Last year, Eisner award-winner David Petersen teamed up with Luke Crane, award-winning designer of the Burning Wheel roleplaying game system, to create an RPG based on Petersen’s comic Mouse Guard, about a medieval(ish) order of mouse rangers who protect their territory from the dangers of weather, predators, and other mice. Last month, the Mouse Guard Roleplaying Game won the 2009 Origins Award for best Role Playing Game and is nominated for three ENnie awards at this year’s Gen Con. With such high bona fides, I got the game book and four friends to give the game a test drive.
Like Petersen’s comic, Mouse Guard RPG seems simple at first but holds surprising depth. It is the first roleplaying game I’ve encountered (in my very limited experience) that really rewards its players for role playing rather than gaming. Mouse Guard is not a game of craps with a Lord of the Rings flavor. Mouse Guard is a storytelling experience that happens to involve a dice game.
The game encourages players to create three-dimensional characters with complicated internal lives. Each character has an overriding Belief that guides his or her life, an immediate Goal the character wants to achieve during the play session, and a natural Instinct based on their gut reactions to their environment (basically, Super-ego, Ego, and Id), and characters are advanced by the player acting on (or occasionally acting against) these guides. Game Masters are encouraged to create quests that create conflicts internal conflicts, so that the characters’ instincts would get in the way of their goals, and the goal can only be achieved by violating the character’s overriding belief.
Players themselves are active participants in the storytelling, being rewarded for using an accent when speaking in character and encouraged to create wholecloth the NPCs they are searching for. Players even control the game in the second half of any session, using rewards they earned by handicapping themselves (with in-character traits) in the first half of a session. This allows players to move the story in whatever direction they feel necessary, but in a fashion limited enough that no one player can dominate the players’ turn.
The game also emphasizes that the characters you are playing as are small mice. Mice are very good at running away and hiding—not so much at picking up swords and running into battle. A sample combat before the session taught my test players that the solution to a rampaging snake is rarely going to be “hit it until it dies.” When they encountered a giant snapping turtle with a bad attitude in the actual session, they came up with a much cleverer, less violent solution which still involved an intense chase sequence.

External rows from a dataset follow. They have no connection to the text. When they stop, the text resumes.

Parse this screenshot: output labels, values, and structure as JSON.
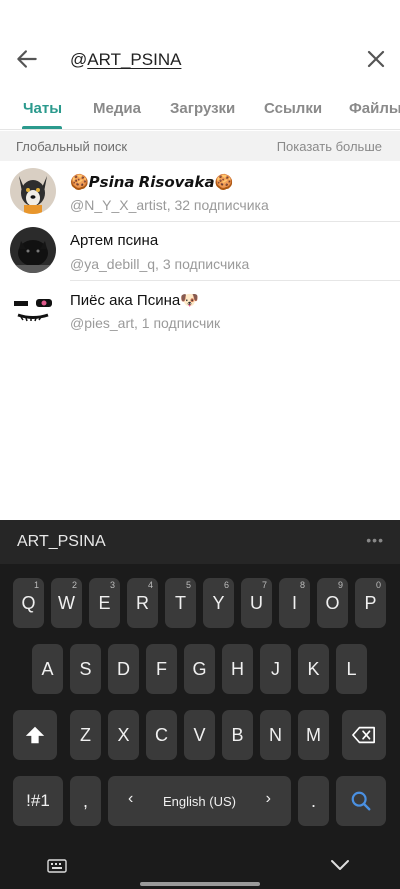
{
  "header": {
    "search_value_prefix": "@",
    "search_value_main": "ART_PSINA",
    "back_icon": "arrow-left-icon",
    "close_icon": "close-icon"
  },
  "tabs": [
    {
      "label": "Чаты",
      "active": true
    },
    {
      "label": "Медиа",
      "active": false
    },
    {
      "label": "Загрузки",
      "active": false
    },
    {
      "label": "Ссылки",
      "active": false
    },
    {
      "label": "Файлы",
      "active": false
    }
  ],
  "section": {
    "title": "Глобальный поиск",
    "show_more": "Показать больше"
  },
  "results": [
    {
      "name": "🍪𝙋𝙨𝙞𝙣𝙖 𝙍𝙞𝙨𝙤𝙫𝙖𝙠𝙖🍪",
      "subtitle": "@N_Y_X_artist, 32 подписчика"
    },
    {
      "name": "Артем псина",
      "subtitle": "@ya_debill_q, 3 подписчика"
    },
    {
      "name": "Пиёс ака Псина🐶",
      "subtitle": "@pies_art, 1 подписчик"
    }
  ],
  "keyboard": {
    "suggestion": "ART_PSINA",
    "row1": [
      {
        "key": "Q",
        "num": "1"
      },
      {
        "key": "W",
        "num": "2"
      },
      {
        "key": "E",
        "num": "3"
      },
      {
        "key": "R",
        "num": "4"
      },
      {
        "key": "T",
        "num": "5"
      },
      {
        "key": "Y",
        "num": "6"
      },
      {
        "key": "U",
        "num": "7"
      },
      {
        "key": "I",
        "num": "8"
      },
      {
        "key": "O",
        "num": "9"
      },
      {
        "key": "P",
        "num": "0"
      }
    ],
    "row2": [
      "A",
      "S",
      "D",
      "F",
      "G",
      "H",
      "J",
      "K",
      "L"
    ],
    "row3": [
      "Z",
      "X",
      "C",
      "V",
      "B",
      "N",
      "M"
    ],
    "symbols_label": "!#1",
    "comma_label": ",",
    "space_label": "English (US)",
    "period_label": ".",
    "colors": {
      "accent": "#2b9a8d",
      "search_key_icon": "#4a90e2",
      "keyboard_bg": "#1b1b1b",
      "key_bg": "#3a3a3a"
    }
  }
}
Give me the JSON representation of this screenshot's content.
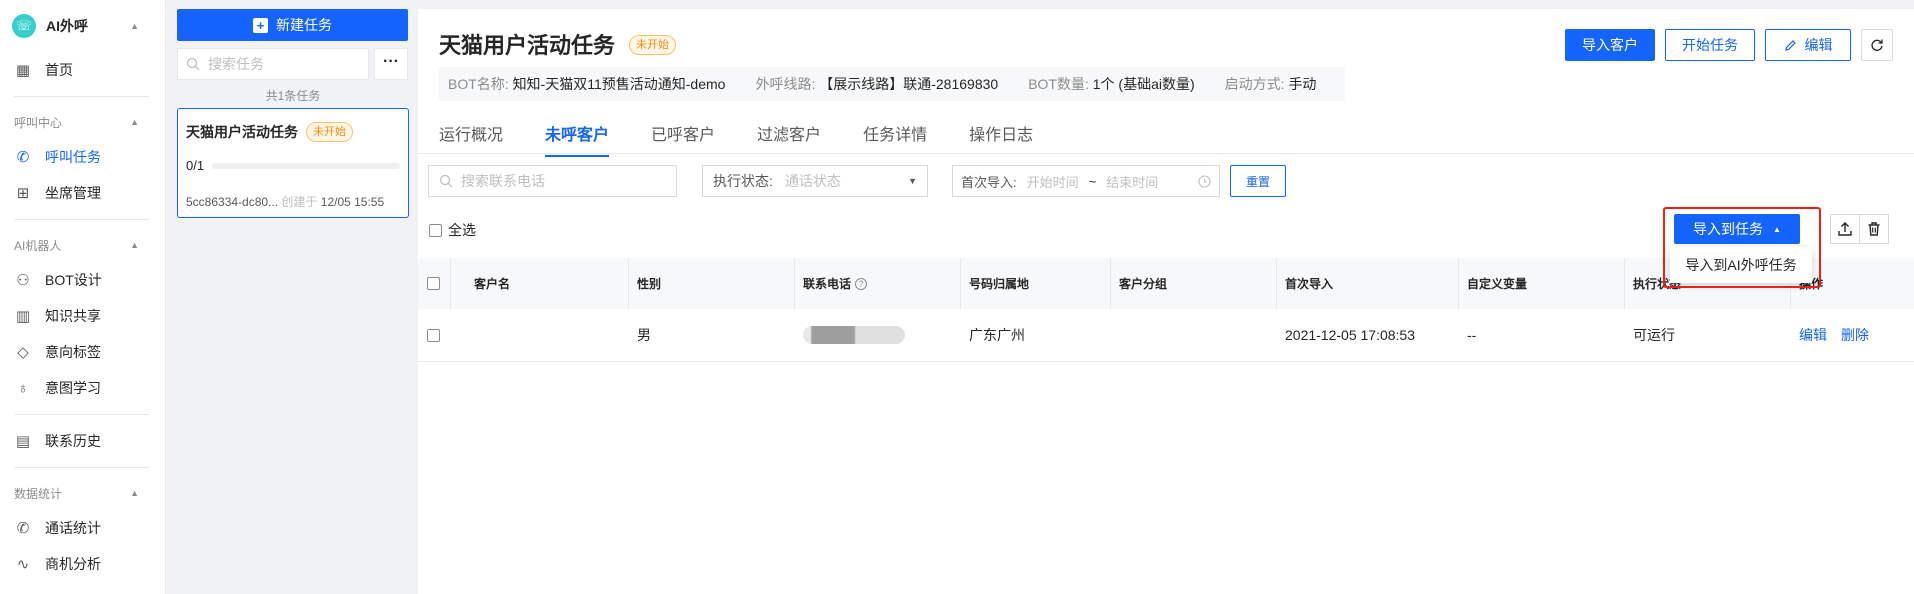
{
  "sidebar": {
    "brand": "AI外呼",
    "home": "首页",
    "groups": [
      {
        "label": "呼叫中心",
        "items": [
          "呼叫任务",
          "坐席管理"
        ]
      },
      {
        "label": "AI机器人",
        "items": [
          "BOT设计",
          "知识共享",
          "意向标签",
          "意图学习"
        ]
      }
    ],
    "history": "联系历史",
    "stats_group": "数据统计",
    "stats_items": [
      "通话统计",
      "商机分析"
    ]
  },
  "tasks": {
    "new_button": "新建任务",
    "search_placeholder": "搜索任务",
    "count": "共1条任务",
    "card": {
      "title": "天猫用户活动任务",
      "status": "未开始",
      "progress": "0/1",
      "progress_ratio": 0,
      "id": "5cc86334-dc80...",
      "created_label": "创建于",
      "created_time": "12/05 15:55"
    }
  },
  "main": {
    "title": "天猫用户活动任务",
    "status": "未开始",
    "info": {
      "bot_name_label": "BOT名称:",
      "bot_name": "知知-天猫双11预售活动通知-demo",
      "line_label": "外呼线路:",
      "line": "【展示线路】联通-28169830",
      "bot_count_label": "BOT数量:",
      "bot_count": "1个 (基础ai数量)",
      "start_label": "启动方式:",
      "start": "手动"
    },
    "buttons": {
      "import_customers": "导入客户",
      "start_task": "开始任务",
      "edit": "编辑"
    },
    "tabs": [
      "运行概况",
      "未呼客户",
      "已呼客户",
      "过滤客户",
      "任务详情",
      "操作日志"
    ],
    "active_tab": "未呼客户",
    "filters": {
      "search_placeholder": "搜索联系电话",
      "exec_label": "执行状态:",
      "exec_placeholder": "通话状态",
      "first_import_label": "首次导入:",
      "start_placeholder": "开始时间",
      "tilde": "~",
      "end_placeholder": "结束时间",
      "reset": "重置"
    },
    "select_all": "全选",
    "import_to_task": "导入到任务",
    "dropdown_item": "导入到AI外呼任务",
    "table": {
      "headers": [
        "客户名",
        "性别",
        "联系电话",
        "号码归属地",
        "客户分组",
        "首次导入",
        "自定义变量",
        "执行状态",
        "操作"
      ],
      "row": {
        "name": "",
        "gender": "男",
        "location": "广东广州",
        "group": "",
        "first_import": "2021-12-05 17:08:53",
        "custom_var": "--",
        "exec_status": "可运行",
        "actions": [
          "编辑",
          "删除"
        ]
      }
    }
  },
  "colors": {
    "primary": "#1664ff",
    "warning": "#fa8c16",
    "highlight": "#e8221b"
  }
}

Which brings us to the major drawback of Mouse Guard: the dice game. While the rest of is intuitive and extremely new-player friendly, the conflict resolution system is a byzantine combination of the usual dice-rolling vs. stats antics and Rock-Paper-Scissors-Glue. The two rookie players at the table felt completely lost, and even the vets were left scratching their heads (this probably wasn’t helped by their inexperienced GM screwing up the rules explanation). And the conflict system is inescapable, as it is used for every complicated encounter from battling deadly weasels to debating the local politician.
(Click to enlarge!)
The game book itself is (unsurprisingly) gorgeous. Full of Petersen’s lush and detailed illustrations, the book resembles an illuminated manuscript and brings the medieval feel of the setting to full life. Crane writes in a casual, conversational tone that reads less like a rule book and more like someone patiently telling you about this awesome game they made up for you to play. For example, there’s Crane’s description of character death: “Losing a character sucks. First, you’re out of the game until the end of the session. Second, it just sucks!” Or his clear definition of being a GM: “it’s the GM’s job to beat the crap out of the players’ guardmice characters.”
In a similar vein, the book starts with the setting and general play structure of the game, then the specifics of skills and enemies, and ends with sample missions and character creation. As a first time GM, I found it much easier getting a good understanding of the basics before delving into the specifics. The downside of this layout is that the game book makes a lousy reference book, and during play I found myself furiously flipping through pages looking for the details I needed.
Overall, this is a fantastic game that challenges players imagination and creativity. The setting is endearing and surprisingly rich in play potential, and the kinds of missions and campaigns possible using this system are incredibly diverse. All my test players had a good time, and I can’t wait to run the game again.